### Task input
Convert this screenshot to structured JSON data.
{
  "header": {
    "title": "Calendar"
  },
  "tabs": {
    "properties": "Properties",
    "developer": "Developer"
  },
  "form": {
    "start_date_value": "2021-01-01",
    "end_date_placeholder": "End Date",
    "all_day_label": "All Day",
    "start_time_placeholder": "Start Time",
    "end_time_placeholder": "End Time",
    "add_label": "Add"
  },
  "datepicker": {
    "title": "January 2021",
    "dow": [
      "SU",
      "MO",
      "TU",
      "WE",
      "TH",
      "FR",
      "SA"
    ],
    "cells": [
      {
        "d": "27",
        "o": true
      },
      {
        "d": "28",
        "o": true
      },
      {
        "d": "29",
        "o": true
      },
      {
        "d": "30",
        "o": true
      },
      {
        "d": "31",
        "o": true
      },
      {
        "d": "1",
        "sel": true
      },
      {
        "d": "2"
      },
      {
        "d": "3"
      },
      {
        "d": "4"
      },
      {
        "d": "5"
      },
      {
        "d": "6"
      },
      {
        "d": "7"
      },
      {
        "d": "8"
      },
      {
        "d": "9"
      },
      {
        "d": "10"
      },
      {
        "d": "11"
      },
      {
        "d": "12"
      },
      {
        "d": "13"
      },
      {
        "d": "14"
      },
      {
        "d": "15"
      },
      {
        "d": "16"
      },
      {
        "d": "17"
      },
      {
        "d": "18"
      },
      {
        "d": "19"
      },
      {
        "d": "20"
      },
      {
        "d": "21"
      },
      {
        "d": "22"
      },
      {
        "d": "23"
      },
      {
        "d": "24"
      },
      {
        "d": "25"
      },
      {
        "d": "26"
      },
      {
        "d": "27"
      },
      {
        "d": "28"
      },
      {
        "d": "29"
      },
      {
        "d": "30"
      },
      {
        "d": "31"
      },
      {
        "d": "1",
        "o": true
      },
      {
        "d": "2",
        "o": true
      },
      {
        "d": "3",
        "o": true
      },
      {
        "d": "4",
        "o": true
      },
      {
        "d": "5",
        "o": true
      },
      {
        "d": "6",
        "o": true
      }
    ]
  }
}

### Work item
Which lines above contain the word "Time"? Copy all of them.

### Answer box
    "start_time_placeholder": "Start Time",
    "end_time_placeholder": "End Time",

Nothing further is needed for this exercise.